Friday, May 7, 2010

You get what you pay for

There are a number of ads I've seen on TV. It is for ultra low prices glasses and exams. This seems very inviting. Glasses can be a significant investment and for people looking to save money in a rocky economy are pulled by these offers. I want to address these ads and clarify what you are getting.

The adage goes that you get what you pay for and the same holds true in this case. Yes, you get glasses and free eye exam for $100 but that is all you are getting. You aren't told in these advertisements what you will not get.

First, these deals include standard plastic CR-39. This is a very cheap plastic that is good for a small range of prescriptions. The lens does not block UV and is subject to shattering. They are a very fragile lens and you run the risk of injury if the lenses shatter.

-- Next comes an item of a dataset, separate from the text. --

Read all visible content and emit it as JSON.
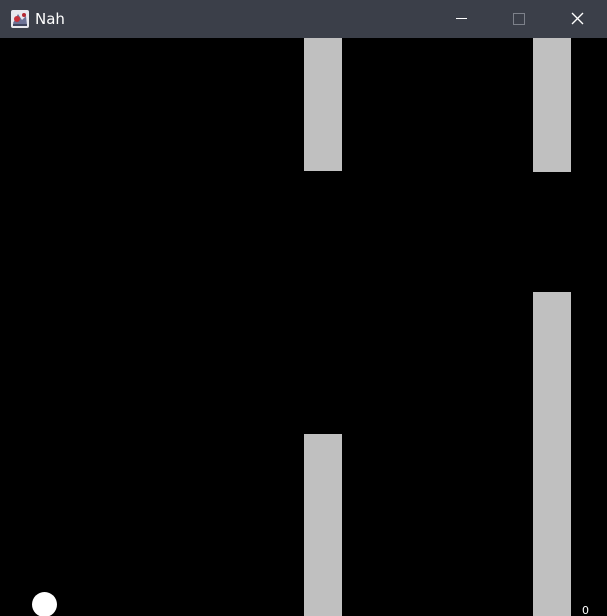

Second, it does not include premium treatments that can greatly enhance your vision and the functionality of the lenses. Crizal Avance with Scotchguard costs money but it makes the lenses super scratch resistant, easy to clean and reduces the glare that causes eye strain at the computer and while driving at night. Further, it improves the appearance of the glasses by allowing people to see your eyes instead of a reflection of the lens.

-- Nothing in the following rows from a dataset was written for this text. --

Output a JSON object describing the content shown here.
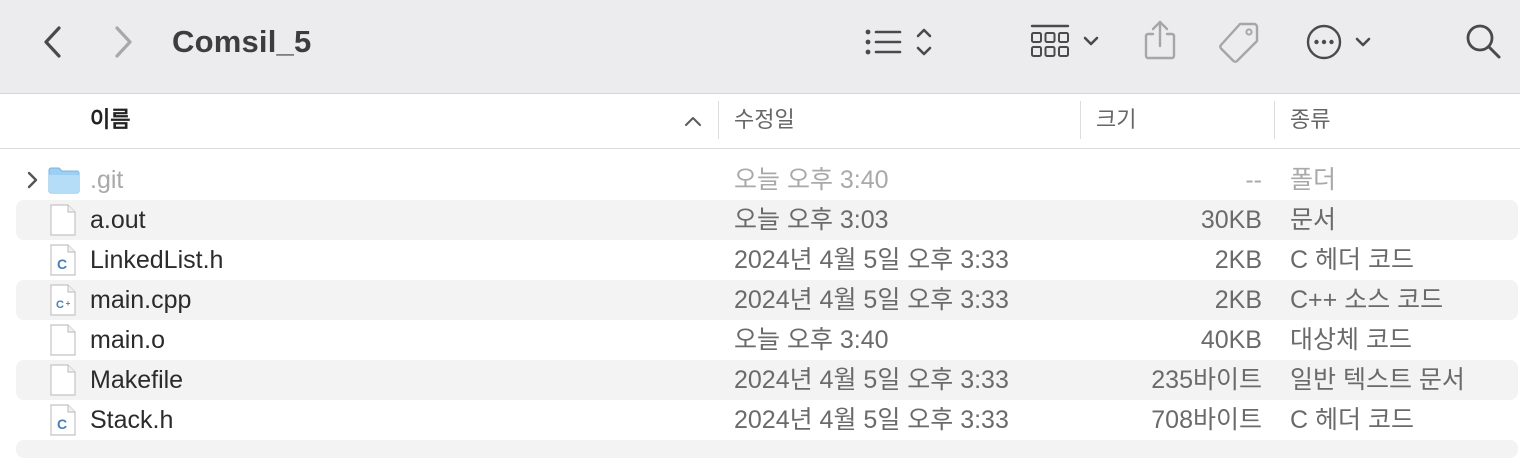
{
  "window": {
    "title": "Comsil_5"
  },
  "toolbar": {
    "back_icon": "chevron-left-icon",
    "forward_icon": "chevron-right-icon",
    "view_list_icon": "list-view-icon",
    "group_icon": "grid-group-icon",
    "share_icon": "share-icon",
    "tag_icon": "tag-icon",
    "more_icon": "ellipsis-circle-icon",
    "search_icon": "search-icon"
  },
  "columns": {
    "name": "이름",
    "date": "수정일",
    "size": "크기",
    "kind": "종류",
    "sort": "ascending"
  },
  "files": [
    {
      "name": ".git",
      "date": "오늘 오후 3:40",
      "size": "--",
      "kind": "폴더",
      "icon": "folder-icon",
      "expandable": true,
      "dimmed": true
    },
    {
      "name": "a.out",
      "date": "오늘 오후 3:03",
      "size": "30KB",
      "kind": "문서",
      "icon": "document-icon",
      "expandable": false,
      "dimmed": false
    },
    {
      "name": "LinkedList.h",
      "date": "2024년 4월 5일 오후 3:33",
      "size": "2KB",
      "kind": "C 헤더 코드",
      "icon": "c-header-file-icon",
      "expandable": false,
      "dimmed": false
    },
    {
      "name": "main.cpp",
      "date": "2024년 4월 5일 오후 3:33",
      "size": "2KB",
      "kind": "C++ 소스 코드",
      "icon": "cpp-source-file-icon",
      "expandable": false,
      "dimmed": false
    },
    {
      "name": "main.o",
      "date": "오늘 오후 3:40",
      "size": "40KB",
      "kind": "대상체 코드",
      "icon": "document-icon",
      "expandable": false,
      "dimmed": false
    },
    {
      "name": "Makefile",
      "date": "2024년 4월 5일 오후 3:33",
      "size": "235바이트",
      "kind": "일반 텍스트 문서",
      "icon": "document-icon",
      "expandable": false,
      "dimmed": false
    },
    {
      "name": "Stack.h",
      "date": "2024년 4월 5일 오후 3:33",
      "size": "708바이트",
      "kind": "C 헤더 코드",
      "icon": "c-header-file-icon",
      "expandable": false,
      "dimmed": false
    }
  ],
  "colors": {
    "toolbar_bg": "#ececee",
    "row_alt_bg": "#f3f3f4",
    "folder_blue": "#8cc8f0",
    "c_badge": "#4a7fb0"
  }
}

Third, the deal only include a very small range of prescriptions. If you have a moderate or high prescription you are not able to capitalize on this deal. Kids are another group that shouldn't be in CR-39 plastic for safety reasons.

Finally, I can't confirm this but have heard that staff is trained to up sell you. You come in expecting to spend $100 at your visit and end up spending much more by the time you leave. Surveys show that retail chains do not cost less than a private optometrist. The difference is only in perception, average retail price of equal lenses and technologies are on par with each other.

So, next time you see one of these commercials remember that you get what you pay for.

1 comment:

Fran Taylor said...

Agreed. I also have seen and heard ads like that. Some businesses know that a lot of people nowadays want to cut cost and are looking for what is affordable according to their purchasing power, so they think that majority of us will buy whatever they're selling in low prices and keep on offering such products or services.

Buying things and availing services for eye care that cost less is not always a good practice since functionality and safety is on the line. It is always advisable to look for reputable eye doctors to get the most out of what you're paying for.

If you're planning for an eye consultation, I ran across a website and you can visit these links of eye doctors (Indianapolis) and optometrist Indianapolis IN. You will find them helpful.